The island is home to 3.2 million Indonesians and 85% are Sasak and Islamic. Balinese, Javanese and decendents of Chinese and Arabic traders make up the remaining peoples of Lombok.
Roads are good and transportation from most anchorages can be easily arranged. There are two marinas in Lombok each will be discussed further in their respective chapters.
The Lombok Strait to the West of the Island marks the biogeographical division between the Asian continental shelf and the Australian continental shelf. Plants and animals on the West side of the strait (Bali) have Asian origins while those found on the East side (Lombok) are more closely related to Australian species. The division is more famously known as the ‘Wallace Line.’
Gunung Rinjani located in the North of Lombok is the second highest volcano in Indonesia and has a height of 3726 meters. The waters around Rinjani and up to a few miles offshore often have their own particular weather patterns and do not necessarily follow the monsoons.
During the SE monsoon winds are predominately from the SE and ESE. Trade winds can be very strong July through September although not as strong as those found off Timor, Savu and Sumba. During the NW monsoon season winds are predominately NW and W. Times between these two seasons are often calm, or with intermittent S wind. N winds in Lombok are very rare.
The Alas Strait separating Sumbawa from Lombok often funnels SE trade winds up the strait with a more S component to them. During the NW monsoon season a S wind can also be experienced in the Alas strait. Currents tend to Flood North and ebb S with the S setting current of longer duration. Maximum rates experienced are 4-5 knots with 2 knot currents being the norm. Often there is no North current and the S set only slows. The moon’s upper transit would be the best time to look for a N setting current in the Alas strait.

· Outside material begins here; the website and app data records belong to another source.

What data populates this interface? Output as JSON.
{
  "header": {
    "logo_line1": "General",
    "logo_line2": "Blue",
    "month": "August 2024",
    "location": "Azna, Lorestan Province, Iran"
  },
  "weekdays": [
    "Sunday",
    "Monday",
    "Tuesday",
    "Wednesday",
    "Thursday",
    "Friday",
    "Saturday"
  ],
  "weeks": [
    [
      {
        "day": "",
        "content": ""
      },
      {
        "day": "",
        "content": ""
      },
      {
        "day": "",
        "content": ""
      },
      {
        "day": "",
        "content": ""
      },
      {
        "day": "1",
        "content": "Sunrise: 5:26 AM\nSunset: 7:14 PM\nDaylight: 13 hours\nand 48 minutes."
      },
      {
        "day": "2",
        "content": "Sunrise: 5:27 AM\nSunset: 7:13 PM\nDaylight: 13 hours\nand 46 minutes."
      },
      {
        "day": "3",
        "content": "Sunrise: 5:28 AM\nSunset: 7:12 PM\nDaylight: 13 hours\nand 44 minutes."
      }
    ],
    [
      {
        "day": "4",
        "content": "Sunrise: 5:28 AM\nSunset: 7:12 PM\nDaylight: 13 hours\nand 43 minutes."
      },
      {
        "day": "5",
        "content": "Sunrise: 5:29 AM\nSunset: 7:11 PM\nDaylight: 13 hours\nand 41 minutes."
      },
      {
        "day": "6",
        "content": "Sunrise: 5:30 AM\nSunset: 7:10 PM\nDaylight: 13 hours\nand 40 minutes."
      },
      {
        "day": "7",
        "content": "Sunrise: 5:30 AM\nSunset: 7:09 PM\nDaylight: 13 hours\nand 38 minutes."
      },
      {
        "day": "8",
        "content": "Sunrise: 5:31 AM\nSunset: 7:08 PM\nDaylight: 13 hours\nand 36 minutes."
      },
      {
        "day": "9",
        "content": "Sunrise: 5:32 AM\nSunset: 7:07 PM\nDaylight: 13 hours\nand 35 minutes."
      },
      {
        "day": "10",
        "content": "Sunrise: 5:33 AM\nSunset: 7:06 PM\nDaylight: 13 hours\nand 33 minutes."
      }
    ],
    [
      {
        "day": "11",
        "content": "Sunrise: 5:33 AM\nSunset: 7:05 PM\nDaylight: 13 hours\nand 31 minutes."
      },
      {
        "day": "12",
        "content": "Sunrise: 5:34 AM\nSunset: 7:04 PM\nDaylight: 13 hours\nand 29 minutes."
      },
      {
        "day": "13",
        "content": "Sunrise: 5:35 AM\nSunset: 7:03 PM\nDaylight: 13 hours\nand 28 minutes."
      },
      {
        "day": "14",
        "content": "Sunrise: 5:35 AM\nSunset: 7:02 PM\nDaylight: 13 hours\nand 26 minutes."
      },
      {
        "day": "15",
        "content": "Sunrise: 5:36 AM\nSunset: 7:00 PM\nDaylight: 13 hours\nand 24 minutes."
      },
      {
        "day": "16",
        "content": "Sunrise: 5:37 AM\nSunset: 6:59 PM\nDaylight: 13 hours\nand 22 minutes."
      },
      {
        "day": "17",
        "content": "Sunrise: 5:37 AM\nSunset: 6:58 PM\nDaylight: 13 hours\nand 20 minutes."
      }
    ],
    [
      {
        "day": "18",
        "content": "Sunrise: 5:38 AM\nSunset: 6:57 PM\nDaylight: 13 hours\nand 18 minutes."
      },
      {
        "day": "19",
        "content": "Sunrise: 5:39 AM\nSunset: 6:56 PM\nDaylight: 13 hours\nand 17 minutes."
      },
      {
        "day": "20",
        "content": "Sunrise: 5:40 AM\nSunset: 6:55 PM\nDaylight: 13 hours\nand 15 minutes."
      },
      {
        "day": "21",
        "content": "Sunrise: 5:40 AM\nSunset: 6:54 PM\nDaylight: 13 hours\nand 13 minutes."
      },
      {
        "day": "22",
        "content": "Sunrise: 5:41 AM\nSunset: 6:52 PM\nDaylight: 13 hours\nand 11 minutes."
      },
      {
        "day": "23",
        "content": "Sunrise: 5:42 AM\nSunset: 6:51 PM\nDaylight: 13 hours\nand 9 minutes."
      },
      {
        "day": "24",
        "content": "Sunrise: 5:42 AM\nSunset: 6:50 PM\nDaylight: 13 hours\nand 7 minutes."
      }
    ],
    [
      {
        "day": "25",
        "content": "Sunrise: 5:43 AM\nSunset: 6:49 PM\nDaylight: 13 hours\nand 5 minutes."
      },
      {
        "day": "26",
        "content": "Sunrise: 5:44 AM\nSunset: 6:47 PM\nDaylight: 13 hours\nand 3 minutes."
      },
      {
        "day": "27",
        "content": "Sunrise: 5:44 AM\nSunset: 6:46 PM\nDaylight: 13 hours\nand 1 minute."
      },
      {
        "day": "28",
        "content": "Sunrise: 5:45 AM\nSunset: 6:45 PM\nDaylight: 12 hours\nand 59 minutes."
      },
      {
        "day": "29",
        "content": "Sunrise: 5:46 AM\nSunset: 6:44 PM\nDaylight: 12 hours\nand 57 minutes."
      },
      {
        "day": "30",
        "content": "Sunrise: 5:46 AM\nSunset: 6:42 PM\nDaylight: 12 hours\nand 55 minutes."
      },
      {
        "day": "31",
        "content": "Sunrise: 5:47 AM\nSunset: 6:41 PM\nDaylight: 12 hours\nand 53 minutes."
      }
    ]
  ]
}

The Lombok strait is the main artery for the Indonesian Through Flow (ITF). Currents are fierce and S setting at almost all times of the year. N setting counter-currents are frequently found close in off either coastline and in the vicinity of Lembongan in the Badung strait.

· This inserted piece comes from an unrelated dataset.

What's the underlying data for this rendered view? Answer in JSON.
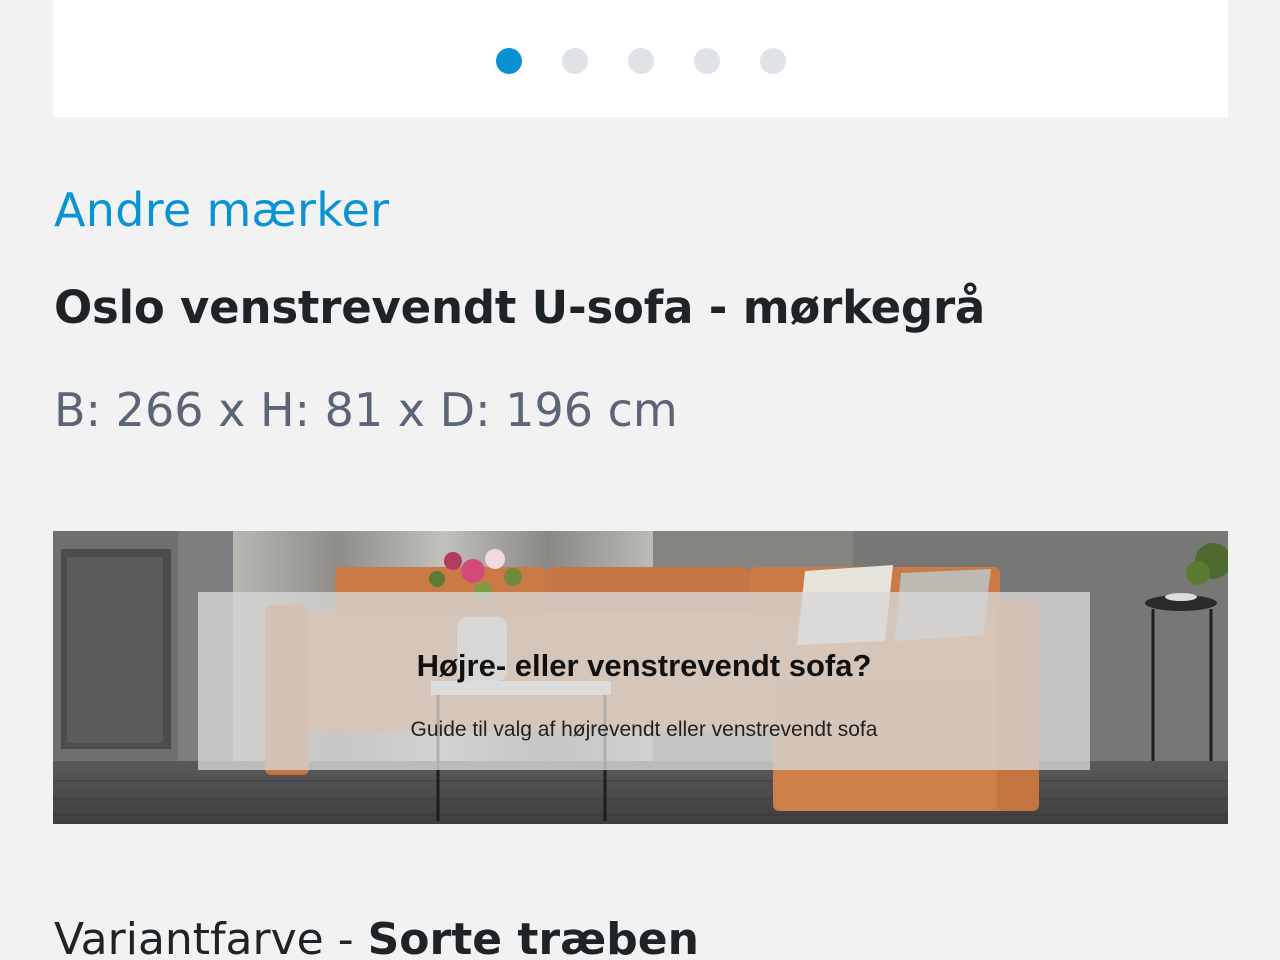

Rates vary depending on the strength of the monsoon and the phase of the moon but speeds of 3-5 knots are not uncommon. The strongest rate with a maximum of 8 knots occurs one week after full and new moons during the SE monsoon season.
N setting currents are most likely to be found 2-3 hours before and 2-3 hours after the moon’s UT and LT. When heading N stay as close to the coastline as possible. Often a current line is visible between calmer water heading N close to shore and nervous choppy water outside heading S.
Caution: During S winds and wind against tide conditions, the area S of the Nusa Penida lighthouse is extremely rough. Large overfalls, whirlpools and standing waves can attain heights dangerous to small craft.